Element data from apps and pages:
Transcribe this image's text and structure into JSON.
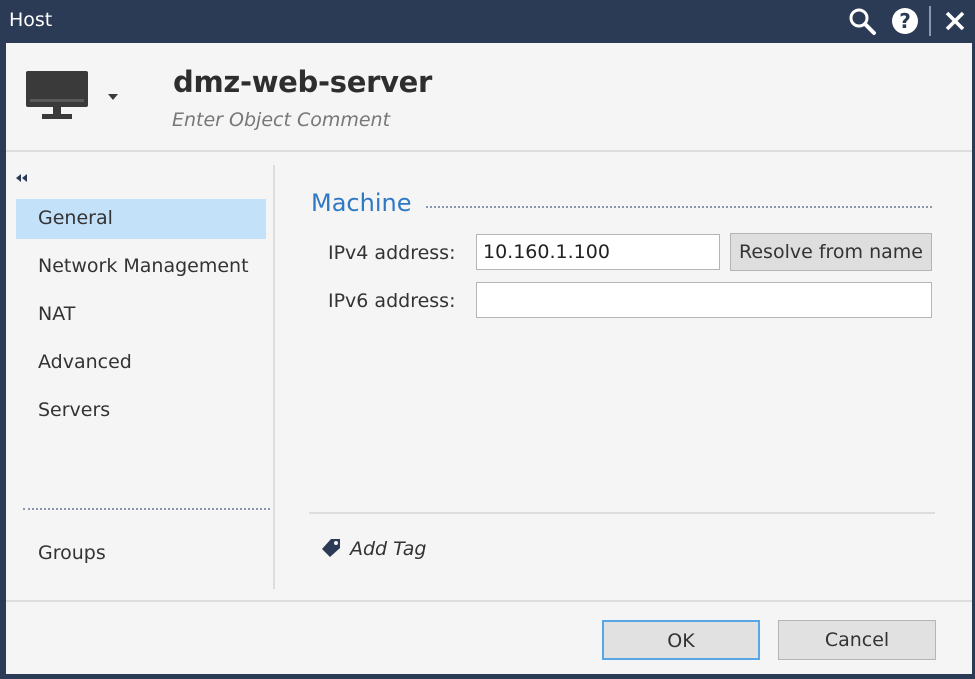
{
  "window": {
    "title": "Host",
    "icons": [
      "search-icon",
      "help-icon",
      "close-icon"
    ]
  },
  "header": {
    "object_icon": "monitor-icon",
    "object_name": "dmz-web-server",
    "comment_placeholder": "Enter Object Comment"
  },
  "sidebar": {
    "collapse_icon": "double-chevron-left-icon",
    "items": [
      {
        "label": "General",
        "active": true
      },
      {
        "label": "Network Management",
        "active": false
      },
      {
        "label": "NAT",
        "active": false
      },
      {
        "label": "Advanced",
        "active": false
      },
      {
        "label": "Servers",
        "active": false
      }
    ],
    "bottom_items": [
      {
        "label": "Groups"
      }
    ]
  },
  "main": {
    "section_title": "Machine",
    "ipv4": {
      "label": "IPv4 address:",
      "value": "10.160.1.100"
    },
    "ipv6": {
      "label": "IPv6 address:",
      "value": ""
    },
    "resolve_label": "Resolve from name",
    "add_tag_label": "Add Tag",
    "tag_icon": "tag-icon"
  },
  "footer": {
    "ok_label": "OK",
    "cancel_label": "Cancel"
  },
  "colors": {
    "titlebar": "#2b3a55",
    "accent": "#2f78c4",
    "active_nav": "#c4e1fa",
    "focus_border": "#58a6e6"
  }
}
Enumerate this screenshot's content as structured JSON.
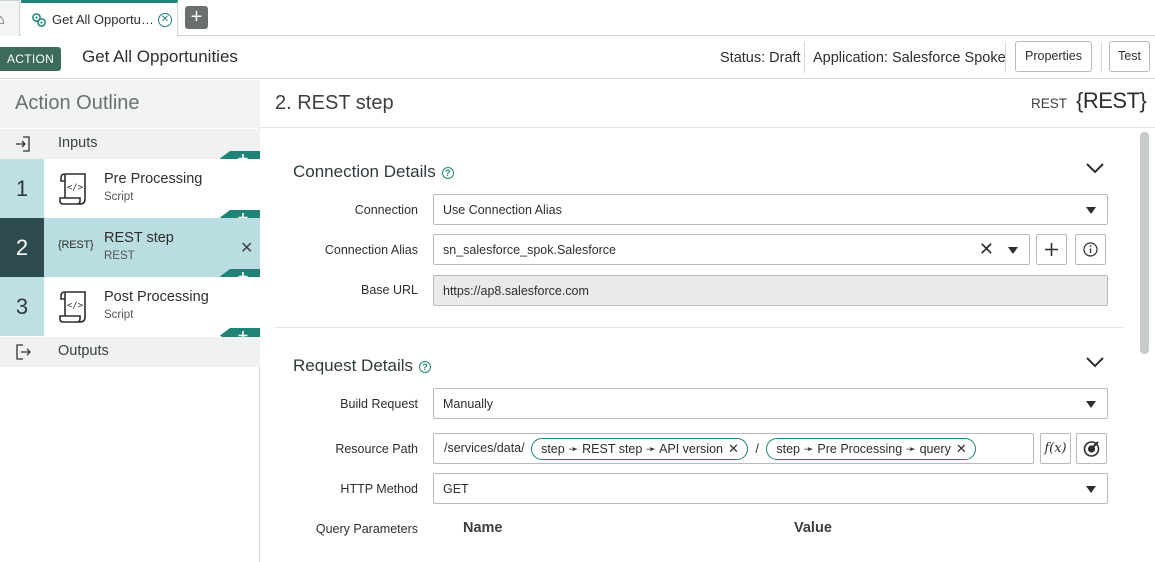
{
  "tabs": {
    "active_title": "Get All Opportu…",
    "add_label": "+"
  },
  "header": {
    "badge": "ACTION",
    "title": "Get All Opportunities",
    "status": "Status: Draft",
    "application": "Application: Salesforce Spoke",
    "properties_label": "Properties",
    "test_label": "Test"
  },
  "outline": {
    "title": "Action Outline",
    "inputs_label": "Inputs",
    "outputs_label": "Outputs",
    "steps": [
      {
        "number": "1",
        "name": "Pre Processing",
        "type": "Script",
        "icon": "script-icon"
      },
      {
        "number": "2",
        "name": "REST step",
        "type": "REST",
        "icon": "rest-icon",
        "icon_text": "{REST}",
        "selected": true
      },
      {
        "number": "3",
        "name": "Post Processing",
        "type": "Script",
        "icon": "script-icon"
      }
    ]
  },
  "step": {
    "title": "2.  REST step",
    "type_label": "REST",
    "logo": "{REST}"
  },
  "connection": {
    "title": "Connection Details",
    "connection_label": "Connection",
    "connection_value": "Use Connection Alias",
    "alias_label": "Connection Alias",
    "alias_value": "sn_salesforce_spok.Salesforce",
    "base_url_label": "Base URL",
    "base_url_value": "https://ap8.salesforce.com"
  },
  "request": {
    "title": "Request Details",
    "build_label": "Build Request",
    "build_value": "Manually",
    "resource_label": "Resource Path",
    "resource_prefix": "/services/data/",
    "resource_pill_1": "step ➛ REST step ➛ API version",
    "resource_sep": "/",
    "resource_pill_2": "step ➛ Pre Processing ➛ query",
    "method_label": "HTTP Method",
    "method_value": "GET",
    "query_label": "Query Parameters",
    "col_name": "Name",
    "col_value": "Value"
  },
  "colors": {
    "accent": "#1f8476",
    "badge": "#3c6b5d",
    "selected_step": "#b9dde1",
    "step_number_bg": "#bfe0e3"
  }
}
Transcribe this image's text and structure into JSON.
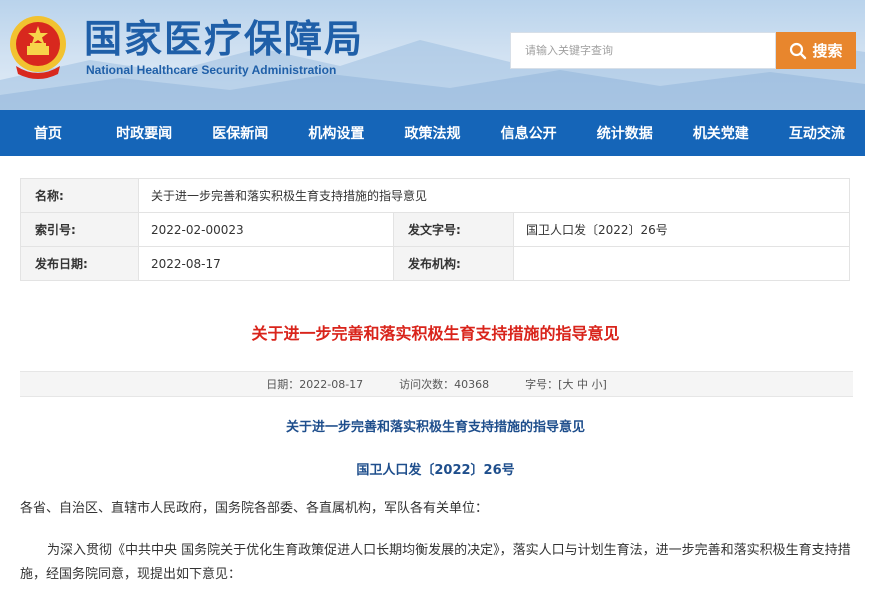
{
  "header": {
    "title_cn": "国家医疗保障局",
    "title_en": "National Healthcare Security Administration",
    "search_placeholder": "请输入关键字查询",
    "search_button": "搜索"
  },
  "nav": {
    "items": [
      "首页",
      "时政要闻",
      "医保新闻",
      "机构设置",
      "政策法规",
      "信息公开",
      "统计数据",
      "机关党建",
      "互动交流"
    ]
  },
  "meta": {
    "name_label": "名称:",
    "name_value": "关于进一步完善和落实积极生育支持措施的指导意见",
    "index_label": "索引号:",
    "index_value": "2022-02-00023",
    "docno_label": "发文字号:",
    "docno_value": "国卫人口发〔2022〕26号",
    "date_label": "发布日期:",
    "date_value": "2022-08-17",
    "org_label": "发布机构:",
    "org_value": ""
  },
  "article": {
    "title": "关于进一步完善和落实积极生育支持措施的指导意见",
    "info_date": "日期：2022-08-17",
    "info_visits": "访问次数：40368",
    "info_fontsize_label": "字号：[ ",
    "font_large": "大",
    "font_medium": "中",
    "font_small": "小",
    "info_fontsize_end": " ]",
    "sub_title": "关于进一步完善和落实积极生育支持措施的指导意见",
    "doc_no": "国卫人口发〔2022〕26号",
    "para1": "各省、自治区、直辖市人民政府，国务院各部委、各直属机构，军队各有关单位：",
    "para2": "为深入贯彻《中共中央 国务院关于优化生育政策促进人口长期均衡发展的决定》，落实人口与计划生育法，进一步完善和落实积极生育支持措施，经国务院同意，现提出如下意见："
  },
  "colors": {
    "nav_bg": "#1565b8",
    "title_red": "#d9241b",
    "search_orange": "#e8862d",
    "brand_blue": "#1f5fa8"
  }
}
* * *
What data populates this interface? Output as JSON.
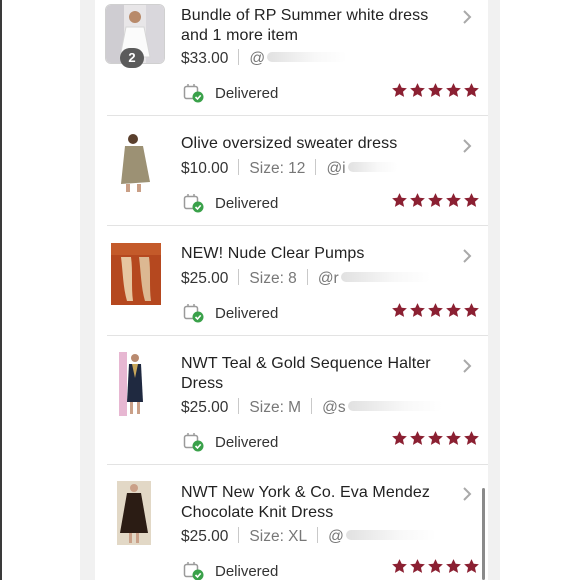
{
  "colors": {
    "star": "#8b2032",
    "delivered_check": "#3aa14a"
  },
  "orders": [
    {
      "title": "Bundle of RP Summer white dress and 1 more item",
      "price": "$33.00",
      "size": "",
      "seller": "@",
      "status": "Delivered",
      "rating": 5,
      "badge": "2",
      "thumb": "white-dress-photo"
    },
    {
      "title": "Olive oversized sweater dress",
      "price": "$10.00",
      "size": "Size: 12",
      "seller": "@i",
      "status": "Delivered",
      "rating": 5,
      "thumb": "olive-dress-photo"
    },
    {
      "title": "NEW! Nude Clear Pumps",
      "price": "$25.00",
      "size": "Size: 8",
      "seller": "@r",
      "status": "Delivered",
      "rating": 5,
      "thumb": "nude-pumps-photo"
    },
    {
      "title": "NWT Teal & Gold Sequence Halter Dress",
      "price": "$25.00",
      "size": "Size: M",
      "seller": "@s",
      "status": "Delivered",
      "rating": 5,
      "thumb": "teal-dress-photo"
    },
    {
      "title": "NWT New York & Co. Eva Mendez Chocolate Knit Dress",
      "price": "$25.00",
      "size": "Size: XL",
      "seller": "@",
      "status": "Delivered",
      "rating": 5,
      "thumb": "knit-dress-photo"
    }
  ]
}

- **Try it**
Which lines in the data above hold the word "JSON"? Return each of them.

- **Task output**
Transcribe this image's text and structure into JSON.
Enumerate this screenshot's content as structured JSON.
Transcribe this image's text and structure into JSON.
What data populates this interface? Output as JSON.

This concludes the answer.